*** Opening SOURCE MATERIAL ***

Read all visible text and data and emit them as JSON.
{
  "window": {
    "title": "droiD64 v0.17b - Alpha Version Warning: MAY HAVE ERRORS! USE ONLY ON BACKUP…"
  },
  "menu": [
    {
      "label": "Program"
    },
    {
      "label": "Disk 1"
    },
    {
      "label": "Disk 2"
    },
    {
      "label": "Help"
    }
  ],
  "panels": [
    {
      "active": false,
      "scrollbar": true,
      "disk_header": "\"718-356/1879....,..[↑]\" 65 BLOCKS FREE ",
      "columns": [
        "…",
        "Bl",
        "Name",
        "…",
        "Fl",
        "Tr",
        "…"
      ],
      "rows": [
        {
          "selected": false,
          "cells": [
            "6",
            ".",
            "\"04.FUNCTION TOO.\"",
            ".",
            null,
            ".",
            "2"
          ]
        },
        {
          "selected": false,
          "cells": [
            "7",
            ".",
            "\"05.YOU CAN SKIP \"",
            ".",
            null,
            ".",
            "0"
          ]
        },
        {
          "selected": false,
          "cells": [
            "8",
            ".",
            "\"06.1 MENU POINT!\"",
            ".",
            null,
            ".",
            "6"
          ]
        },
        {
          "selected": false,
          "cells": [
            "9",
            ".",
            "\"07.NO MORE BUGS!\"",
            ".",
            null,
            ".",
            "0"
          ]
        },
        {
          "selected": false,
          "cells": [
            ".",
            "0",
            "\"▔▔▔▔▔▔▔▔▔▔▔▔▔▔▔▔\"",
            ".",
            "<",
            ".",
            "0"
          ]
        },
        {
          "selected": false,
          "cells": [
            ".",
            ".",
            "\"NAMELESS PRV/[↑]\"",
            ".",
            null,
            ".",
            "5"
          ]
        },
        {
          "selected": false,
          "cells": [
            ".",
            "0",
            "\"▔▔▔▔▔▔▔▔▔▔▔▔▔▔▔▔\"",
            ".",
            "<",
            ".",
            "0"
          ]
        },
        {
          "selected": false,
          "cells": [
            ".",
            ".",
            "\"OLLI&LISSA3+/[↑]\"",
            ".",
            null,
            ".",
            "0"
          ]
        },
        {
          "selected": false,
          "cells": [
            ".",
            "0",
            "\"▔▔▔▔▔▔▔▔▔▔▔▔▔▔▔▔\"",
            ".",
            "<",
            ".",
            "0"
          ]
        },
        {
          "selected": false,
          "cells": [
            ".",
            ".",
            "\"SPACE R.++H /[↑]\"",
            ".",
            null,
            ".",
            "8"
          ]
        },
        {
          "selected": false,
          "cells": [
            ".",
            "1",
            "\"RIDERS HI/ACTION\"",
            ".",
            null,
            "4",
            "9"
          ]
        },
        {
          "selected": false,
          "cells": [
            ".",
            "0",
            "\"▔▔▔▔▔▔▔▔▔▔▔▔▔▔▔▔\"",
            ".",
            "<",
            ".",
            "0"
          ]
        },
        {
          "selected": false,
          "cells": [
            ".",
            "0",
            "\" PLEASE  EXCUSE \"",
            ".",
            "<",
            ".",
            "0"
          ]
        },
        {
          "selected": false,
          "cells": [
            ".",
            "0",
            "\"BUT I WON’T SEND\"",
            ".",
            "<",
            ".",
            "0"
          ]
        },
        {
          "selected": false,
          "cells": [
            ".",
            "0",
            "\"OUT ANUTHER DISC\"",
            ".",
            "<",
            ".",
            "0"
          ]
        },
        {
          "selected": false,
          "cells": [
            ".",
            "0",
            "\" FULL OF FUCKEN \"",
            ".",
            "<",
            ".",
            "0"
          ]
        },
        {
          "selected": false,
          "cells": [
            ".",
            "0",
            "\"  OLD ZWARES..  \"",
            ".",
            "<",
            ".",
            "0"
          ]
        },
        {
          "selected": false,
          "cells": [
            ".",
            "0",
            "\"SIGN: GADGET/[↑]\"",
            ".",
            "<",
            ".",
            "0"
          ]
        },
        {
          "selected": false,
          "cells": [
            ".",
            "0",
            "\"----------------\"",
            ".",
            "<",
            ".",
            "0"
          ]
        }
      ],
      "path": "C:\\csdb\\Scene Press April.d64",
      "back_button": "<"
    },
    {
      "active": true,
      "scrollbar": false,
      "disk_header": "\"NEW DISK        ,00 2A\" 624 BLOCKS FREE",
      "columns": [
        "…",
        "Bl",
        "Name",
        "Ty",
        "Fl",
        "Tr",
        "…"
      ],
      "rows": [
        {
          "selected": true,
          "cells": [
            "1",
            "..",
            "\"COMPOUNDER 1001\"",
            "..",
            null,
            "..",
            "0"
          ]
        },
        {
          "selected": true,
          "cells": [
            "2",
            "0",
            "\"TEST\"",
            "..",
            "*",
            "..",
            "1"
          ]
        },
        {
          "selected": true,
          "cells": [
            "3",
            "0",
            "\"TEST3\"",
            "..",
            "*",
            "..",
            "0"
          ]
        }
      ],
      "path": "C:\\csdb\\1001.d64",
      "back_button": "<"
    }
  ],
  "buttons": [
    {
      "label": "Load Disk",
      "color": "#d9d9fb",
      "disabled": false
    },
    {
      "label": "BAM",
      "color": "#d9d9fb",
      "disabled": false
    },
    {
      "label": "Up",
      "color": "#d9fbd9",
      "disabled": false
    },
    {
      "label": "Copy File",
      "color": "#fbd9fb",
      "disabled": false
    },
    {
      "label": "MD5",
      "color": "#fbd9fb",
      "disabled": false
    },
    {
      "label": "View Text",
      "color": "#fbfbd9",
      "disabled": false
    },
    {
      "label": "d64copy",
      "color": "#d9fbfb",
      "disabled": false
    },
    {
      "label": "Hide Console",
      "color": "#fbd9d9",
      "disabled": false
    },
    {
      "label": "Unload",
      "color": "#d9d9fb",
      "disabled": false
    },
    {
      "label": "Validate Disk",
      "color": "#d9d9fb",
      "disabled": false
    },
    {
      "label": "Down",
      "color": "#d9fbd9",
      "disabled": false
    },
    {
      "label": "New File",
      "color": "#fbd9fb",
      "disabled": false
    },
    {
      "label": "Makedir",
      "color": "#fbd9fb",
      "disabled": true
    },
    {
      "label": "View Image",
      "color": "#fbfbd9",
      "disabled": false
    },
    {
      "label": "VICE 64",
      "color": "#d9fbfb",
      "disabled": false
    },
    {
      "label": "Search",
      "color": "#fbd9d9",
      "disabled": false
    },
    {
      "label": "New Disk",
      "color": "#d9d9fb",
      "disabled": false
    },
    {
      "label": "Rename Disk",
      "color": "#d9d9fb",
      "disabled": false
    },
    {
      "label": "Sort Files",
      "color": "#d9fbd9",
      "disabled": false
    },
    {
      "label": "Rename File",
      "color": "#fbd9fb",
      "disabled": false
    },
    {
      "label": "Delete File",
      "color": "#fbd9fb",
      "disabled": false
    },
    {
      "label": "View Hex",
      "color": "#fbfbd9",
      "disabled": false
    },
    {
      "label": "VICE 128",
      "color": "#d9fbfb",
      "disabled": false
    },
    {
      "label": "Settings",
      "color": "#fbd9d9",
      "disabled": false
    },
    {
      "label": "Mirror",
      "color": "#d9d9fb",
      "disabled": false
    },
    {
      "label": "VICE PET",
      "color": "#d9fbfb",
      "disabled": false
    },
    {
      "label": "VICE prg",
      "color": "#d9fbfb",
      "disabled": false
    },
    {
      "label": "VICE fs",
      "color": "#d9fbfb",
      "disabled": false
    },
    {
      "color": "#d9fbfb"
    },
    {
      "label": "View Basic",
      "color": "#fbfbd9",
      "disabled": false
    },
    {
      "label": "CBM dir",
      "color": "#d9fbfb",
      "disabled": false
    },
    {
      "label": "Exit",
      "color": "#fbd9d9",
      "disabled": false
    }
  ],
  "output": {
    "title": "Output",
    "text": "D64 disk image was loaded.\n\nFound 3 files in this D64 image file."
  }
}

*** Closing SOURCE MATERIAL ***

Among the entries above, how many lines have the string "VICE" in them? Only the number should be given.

5